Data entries

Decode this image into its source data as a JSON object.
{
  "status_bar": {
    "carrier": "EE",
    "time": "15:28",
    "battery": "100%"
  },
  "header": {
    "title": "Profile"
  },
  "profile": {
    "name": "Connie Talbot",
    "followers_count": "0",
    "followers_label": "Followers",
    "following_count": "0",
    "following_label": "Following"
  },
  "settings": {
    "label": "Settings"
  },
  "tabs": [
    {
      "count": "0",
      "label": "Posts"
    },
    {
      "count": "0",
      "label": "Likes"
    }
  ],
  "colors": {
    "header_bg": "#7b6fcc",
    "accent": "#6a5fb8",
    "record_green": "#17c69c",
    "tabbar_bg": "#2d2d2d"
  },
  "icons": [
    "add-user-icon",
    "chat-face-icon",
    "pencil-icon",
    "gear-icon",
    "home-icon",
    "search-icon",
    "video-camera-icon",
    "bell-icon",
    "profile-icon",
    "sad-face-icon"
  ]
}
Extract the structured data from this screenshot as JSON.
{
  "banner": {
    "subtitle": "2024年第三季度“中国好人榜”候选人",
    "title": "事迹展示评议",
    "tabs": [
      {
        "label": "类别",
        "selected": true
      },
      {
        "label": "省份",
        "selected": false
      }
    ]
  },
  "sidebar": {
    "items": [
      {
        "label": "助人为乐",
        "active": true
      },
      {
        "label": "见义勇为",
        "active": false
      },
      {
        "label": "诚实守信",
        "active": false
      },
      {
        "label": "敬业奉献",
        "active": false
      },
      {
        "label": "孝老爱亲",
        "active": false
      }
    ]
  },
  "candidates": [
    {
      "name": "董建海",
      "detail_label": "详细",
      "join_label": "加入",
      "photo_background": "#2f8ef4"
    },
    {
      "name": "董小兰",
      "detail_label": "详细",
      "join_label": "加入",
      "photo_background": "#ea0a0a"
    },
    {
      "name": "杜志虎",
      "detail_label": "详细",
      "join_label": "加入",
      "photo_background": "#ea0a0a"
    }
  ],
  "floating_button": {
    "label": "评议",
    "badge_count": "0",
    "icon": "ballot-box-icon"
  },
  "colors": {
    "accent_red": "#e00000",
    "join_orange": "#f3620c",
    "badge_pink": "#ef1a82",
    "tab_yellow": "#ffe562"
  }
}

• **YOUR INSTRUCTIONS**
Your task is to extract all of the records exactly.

• **EXERCISE RESULT**
Decode this image into its source data as a JSON object.
{
  "status_bar": {
    "carrier": "EE",
    "time": "15:28",
    "battery": "100%"
  },
  "header": {
    "title": "Profile"
  },
  "profile": {
    "name": "Connie Talbot",
    "followers_count": "0",
    "followers_label": "Followers",
    "following_count": "0",
    "following_label": "Following"
  },
  "settings": {
    "label": "Settings"
  },
  "tabs": [
    {
      "count": "0",
      "label": "Posts"
    },
    {
      "count": "0",
      "label": "Likes"
    }
  ],
  "colors": {
    "header_bg": "#7b6fcc",
    "accent": "#6a5fb8",
    "record_green": "#17c69c",
    "tabbar_bg": "#2d2d2d"
  },
  "icons": [
    "add-user-icon",
    "chat-face-icon",
    "pencil-icon",
    "gear-icon",
    "home-icon",
    "search-icon",
    "video-camera-icon",
    "bell-icon",
    "profile-icon",
    "sad-face-icon"
  ]
}
Extract the structured data from this screenshot as JSON.
{
  "banner": {
    "subtitle": "2024年第三季度“中国好人榜”候选人",
    "title": "事迹展示评议",
    "tabs": [
      {
        "label": "类别",
        "selected": true
      },
      {
        "label": "省份",
        "selected": false
      }
    ]
  },
  "sidebar": {
    "items": [
      {
        "label": "助人为乐",
        "active": true
      },
      {
        "label": "见义勇为",
        "active": false
      },
      {
        "label": "诚实守信",
        "active": false
      },
      {
        "label": "敬业奉献",
        "active": false
      },
      {
        "label": "孝老爱亲",
        "active": false
      }
    ]
  },
  "candidates": [
    {
      "name": "董建海",
      "detail_label": "详细",
      "join_label": "加入",
      "photo_background": "#2f8ef4"
    },
    {
      "name": "董小兰",
      "detail_label": "详细",
      "join_label": "加入",
      "photo_background": "#ea0a0a"
    },
    {
      "name": "杜志虎",
      "detail_label": "详细",
      "join_label": "加入",
      "photo_background": "#ea0a0a"
    }
  ],
  "floating_button": {
    "label": "评议",
    "badge_count": "0",
    "icon": "ballot-box-icon"
  },
  "colors": {
    "accent_red": "#e00000",
    "join_orange": "#f3620c",
    "badge_pink": "#ef1a82",
    "tab_yellow": "#ffe562"
  }
}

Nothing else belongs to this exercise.